Assigned task — Send back all the data below, exactly as given.

Source records —
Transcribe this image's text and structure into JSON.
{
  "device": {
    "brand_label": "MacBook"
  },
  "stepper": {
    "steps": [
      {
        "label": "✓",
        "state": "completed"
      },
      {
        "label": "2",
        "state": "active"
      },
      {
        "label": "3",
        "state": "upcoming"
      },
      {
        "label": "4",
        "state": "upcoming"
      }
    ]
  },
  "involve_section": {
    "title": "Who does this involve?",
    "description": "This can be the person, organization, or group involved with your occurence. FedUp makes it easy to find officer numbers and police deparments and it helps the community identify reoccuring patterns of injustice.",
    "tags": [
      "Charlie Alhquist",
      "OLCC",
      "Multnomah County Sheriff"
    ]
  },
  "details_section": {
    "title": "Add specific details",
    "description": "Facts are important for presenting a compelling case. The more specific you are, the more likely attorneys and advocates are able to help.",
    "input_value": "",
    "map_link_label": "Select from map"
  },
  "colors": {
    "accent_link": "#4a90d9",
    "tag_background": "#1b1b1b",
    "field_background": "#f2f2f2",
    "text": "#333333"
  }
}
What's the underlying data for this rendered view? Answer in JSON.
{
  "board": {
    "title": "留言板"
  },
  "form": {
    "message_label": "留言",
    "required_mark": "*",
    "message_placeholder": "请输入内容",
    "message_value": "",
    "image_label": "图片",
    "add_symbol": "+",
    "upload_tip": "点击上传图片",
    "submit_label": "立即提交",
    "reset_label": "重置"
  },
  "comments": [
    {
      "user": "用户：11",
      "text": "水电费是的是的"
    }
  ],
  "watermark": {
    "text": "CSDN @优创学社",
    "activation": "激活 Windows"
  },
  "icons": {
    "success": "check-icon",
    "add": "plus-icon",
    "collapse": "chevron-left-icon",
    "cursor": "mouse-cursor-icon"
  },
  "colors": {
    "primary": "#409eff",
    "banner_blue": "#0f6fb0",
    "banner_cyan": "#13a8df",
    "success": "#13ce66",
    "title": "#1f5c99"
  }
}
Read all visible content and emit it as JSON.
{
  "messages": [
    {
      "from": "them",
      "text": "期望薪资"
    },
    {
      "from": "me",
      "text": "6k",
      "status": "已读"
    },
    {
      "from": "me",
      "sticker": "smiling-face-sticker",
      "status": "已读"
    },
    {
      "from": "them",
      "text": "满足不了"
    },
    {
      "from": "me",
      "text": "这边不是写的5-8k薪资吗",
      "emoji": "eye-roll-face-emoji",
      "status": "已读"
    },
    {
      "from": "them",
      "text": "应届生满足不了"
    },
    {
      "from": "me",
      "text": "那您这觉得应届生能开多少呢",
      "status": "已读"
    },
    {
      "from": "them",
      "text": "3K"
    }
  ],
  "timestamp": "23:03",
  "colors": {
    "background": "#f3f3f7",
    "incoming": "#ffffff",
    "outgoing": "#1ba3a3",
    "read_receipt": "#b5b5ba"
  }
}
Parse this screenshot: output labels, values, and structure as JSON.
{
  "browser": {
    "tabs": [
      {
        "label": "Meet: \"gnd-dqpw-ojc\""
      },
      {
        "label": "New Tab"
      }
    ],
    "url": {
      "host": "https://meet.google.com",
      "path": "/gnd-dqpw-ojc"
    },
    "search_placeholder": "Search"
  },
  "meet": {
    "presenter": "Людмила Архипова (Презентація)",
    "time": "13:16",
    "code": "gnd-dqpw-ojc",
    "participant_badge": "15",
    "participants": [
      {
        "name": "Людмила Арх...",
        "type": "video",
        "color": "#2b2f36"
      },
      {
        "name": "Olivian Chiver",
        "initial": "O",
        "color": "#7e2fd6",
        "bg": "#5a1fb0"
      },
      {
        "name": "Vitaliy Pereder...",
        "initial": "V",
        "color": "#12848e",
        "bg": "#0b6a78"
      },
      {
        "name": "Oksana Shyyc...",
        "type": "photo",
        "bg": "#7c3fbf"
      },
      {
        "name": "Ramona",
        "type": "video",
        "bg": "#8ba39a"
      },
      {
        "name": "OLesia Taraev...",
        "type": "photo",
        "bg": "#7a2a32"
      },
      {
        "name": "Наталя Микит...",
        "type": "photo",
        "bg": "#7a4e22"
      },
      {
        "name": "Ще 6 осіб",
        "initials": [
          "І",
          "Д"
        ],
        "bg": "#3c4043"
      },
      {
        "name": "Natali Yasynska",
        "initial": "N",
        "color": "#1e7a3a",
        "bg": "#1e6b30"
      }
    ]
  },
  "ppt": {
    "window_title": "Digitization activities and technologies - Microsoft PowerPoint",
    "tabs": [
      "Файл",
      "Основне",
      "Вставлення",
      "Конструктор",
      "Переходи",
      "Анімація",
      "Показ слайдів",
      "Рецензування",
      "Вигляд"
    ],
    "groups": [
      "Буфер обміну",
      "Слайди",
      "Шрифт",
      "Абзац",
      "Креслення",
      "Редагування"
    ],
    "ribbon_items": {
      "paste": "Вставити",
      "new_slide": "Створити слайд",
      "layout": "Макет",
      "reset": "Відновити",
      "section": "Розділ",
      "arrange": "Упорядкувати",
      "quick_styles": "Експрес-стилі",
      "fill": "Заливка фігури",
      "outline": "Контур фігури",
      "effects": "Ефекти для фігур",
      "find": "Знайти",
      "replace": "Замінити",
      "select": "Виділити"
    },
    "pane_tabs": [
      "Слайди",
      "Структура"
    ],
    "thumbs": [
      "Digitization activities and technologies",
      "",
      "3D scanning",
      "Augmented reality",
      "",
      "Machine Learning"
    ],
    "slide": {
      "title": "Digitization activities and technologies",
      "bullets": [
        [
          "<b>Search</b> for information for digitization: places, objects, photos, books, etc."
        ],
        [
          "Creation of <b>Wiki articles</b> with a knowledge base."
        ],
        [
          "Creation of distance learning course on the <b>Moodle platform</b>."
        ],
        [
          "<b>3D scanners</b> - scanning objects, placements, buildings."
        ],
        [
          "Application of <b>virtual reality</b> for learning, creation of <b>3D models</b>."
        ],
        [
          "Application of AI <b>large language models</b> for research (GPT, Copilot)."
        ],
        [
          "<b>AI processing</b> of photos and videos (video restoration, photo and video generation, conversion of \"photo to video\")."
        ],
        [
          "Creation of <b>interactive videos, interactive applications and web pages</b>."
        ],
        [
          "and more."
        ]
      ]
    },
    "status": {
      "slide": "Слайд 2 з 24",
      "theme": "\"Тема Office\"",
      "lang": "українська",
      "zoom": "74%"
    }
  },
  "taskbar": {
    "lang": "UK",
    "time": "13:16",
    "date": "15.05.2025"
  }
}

Exercise output —
Transcribe this image's text and structure into JSON.
{
  "device": {
    "brand_label": "MacBook"
  },
  "stepper": {
    "steps": [
      {
        "label": "✓",
        "state": "completed"
      },
      {
        "label": "2",
        "state": "active"
      },
      {
        "label": "3",
        "state": "upcoming"
      },
      {
        "label": "4",
        "state": "upcoming"
      }
    ]
  },
  "involve_section": {
    "title": "Who does this involve?",
    "description": "This can be the person, organization, or group involved with your occurence. FedUp makes it easy to find officer numbers and police deparments and it helps the community identify reoccuring patterns of injustice.",
    "tags": [
      "Charlie Alhquist",
      "OLCC",
      "Multnomah County Sheriff"
    ]
  },
  "details_section": {
    "title": "Add specific details",
    "description": "Facts are important for presenting a compelling case. The more specific you are, the more likely attorneys and advocates are able to help.",
    "input_value": "",
    "map_link_label": "Select from map"
  },
  "colors": {
    "accent_link": "#4a90d9",
    "tag_background": "#1b1b1b",
    "field_background": "#f2f2f2",
    "text": "#333333"
  }
}
What's the underlying data for this rendered view? Answer in JSON.
{
  "board": {
    "title": "留言板"
  },
  "form": {
    "message_label": "留言",
    "required_mark": "*",
    "message_placeholder": "请输入内容",
    "message_value": "",
    "image_label": "图片",
    "add_symbol": "+",
    "upload_tip": "点击上传图片",
    "submit_label": "立即提交",
    "reset_label": "重置"
  },
  "comments": [
    {
      "user": "用户：11",
      "text": "水电费是的是的"
    }
  ],
  "watermark": {
    "text": "CSDN @优创学社",
    "activation": "激活 Windows"
  },
  "icons": {
    "success": "check-icon",
    "add": "plus-icon",
    "collapse": "chevron-left-icon",
    "cursor": "mouse-cursor-icon"
  },
  "colors": {
    "primary": "#409eff",
    "banner_blue": "#0f6fb0",
    "banner_cyan": "#13a8df",
    "success": "#13ce66",
    "title": "#1f5c99"
  }
}
Read all visible content and emit it as JSON.
{
  "messages": [
    {
      "from": "them",
      "text": "期望薪资"
    },
    {
      "from": "me",
      "text": "6k",
      "status": "已读"
    },
    {
      "from": "me",
      "sticker": "smiling-face-sticker",
      "status": "已读"
    },
    {
      "from": "them",
      "text": "满足不了"
    },
    {
      "from": "me",
      "text": "这边不是写的5-8k薪资吗",
      "emoji": "eye-roll-face-emoji",
      "status": "已读"
    },
    {
      "from": "them",
      "text": "应届生满足不了"
    },
    {
      "from": "me",
      "text": "那您这觉得应届生能开多少呢",
      "status": "已读"
    },
    {
      "from": "them",
      "text": "3K"
    }
  ],
  "timestamp": "23:03",
  "colors": {
    "background": "#f3f3f7",
    "incoming": "#ffffff",
    "outgoing": "#1ba3a3",
    "read_receipt": "#b5b5ba"
  }
}
Parse this screenshot: output labels, values, and structure as JSON.
{
  "browser": {
    "tabs": [
      {
        "label": "Meet: \"gnd-dqpw-ojc\""
      },
      {
        "label": "New Tab"
      }
    ],
    "url": {
      "host": "https://meet.google.com",
      "path": "/gnd-dqpw-ojc"
    },
    "search_placeholder": "Search"
  },
  "meet": {
    "presenter": "Людмила Архипова (Презентація)",
    "time": "13:16",
    "code": "gnd-dqpw-ojc",
    "participant_badge": "15",
    "participants": [
      {
        "name": "Людмила Арх...",
        "type": "video",
        "color": "#2b2f36"
      },
      {
        "name": "Olivian Chiver",
        "initial": "O",
        "color": "#7e2fd6",
        "bg": "#5a1fb0"
      },
      {
        "name": "Vitaliy Pereder...",
        "initial": "V",
        "color": "#12848e",
        "bg": "#0b6a78"
      },
      {
        "name": "Oksana Shyyc...",
        "type": "photo",
        "bg": "#7c3fbf"
      },
      {
        "name": "Ramona",
        "type": "video",
        "bg": "#8ba39a"
      },
      {
        "name": "OLesia Taraev...",
        "type": "photo",
        "bg": "#7a2a32"
      },
      {
        "name": "Наталя Микит...",
        "type": "photo",
        "bg": "#7a4e22"
      },
      {
        "name": "Ще 6 осіб",
        "initials": [
          "І",
          "Д"
        ],
        "bg": "#3c4043"
      },
      {
        "name": "Natali Yasynska",
        "initial": "N",
        "color": "#1e7a3a",
        "bg": "#1e6b30"
      }
    ]
  },
  "ppt": {
    "window_title": "Digitization activities and technologies - Microsoft PowerPoint",
    "tabs": [
      "Файл",
      "Основне",
      "Вставлення",
      "Конструктор",
      "Переходи",
      "Анімація",
      "Показ слайдів",
      "Рецензування",
      "Вигляд"
    ],
    "groups": [
      "Буфер обміну",
      "Слайди",
      "Шрифт",
      "Абзац",
      "Креслення",
      "Редагування"
    ],
    "ribbon_items": {
      "paste": "Вставити",
      "new_slide": "Створити слайд",
      "layout": "Макет",
      "reset": "Відновити",
      "section": "Розділ",
      "arrange": "Упорядкувати",
      "quick_styles": "Експрес-стилі",
      "fill": "Заливка фігури",
      "outline": "Контур фігури",
      "effects": "Ефекти для фігур",
      "find": "Знайти",
      "replace": "Замінити",
      "select": "Виділити"
    },
    "pane_tabs": [
      "Слайди",
      "Структура"
    ],
    "thumbs": [
      "Digitization activities and technologies",
      "",
      "3D scanning",
      "Augmented reality",
      "",
      "Machine Learning"
    ],
    "slide": {
      "title": "Digitization activities and technologies",
      "bullets": [
        [
          "<b>Search</b> for information for digitization: places, objects, photos, books, etc."
        ],
        [
          "Creation of <b>Wiki articles</b> with a knowledge base."
        ],
        [
          "Creation of distance learning course on the <b>Moodle platform</b>."
        ],
        [
          "<b>3D scanners</b> - scanning objects, placements, buildings."
        ],
        [
          "Application of <b>virtual reality</b> for learning, creation of <b>3D models</b>."
        ],
        [
          "Application of AI <b>large language models</b> for research (GPT, Copilot)."
        ],
        [
          "<b>AI processing</b> of photos and videos (video restoration, photo and video generation, conversion of \"photo to video\")."
        ],
        [
          "Creation of <b>interactive videos, interactive applications and web pages</b>."
        ],
        [
          "and more."
        ]
      ]
    },
    "status": {
      "slide": "Слайд 2 з 24",
      "theme": "\"Тема Office\"",
      "lang": "українська",
      "zoom": "74%"
    }
  },
  "taskbar": {
    "lang": "UK",
    "time": "13:16",
    "date": "15.05.2025"
  }
}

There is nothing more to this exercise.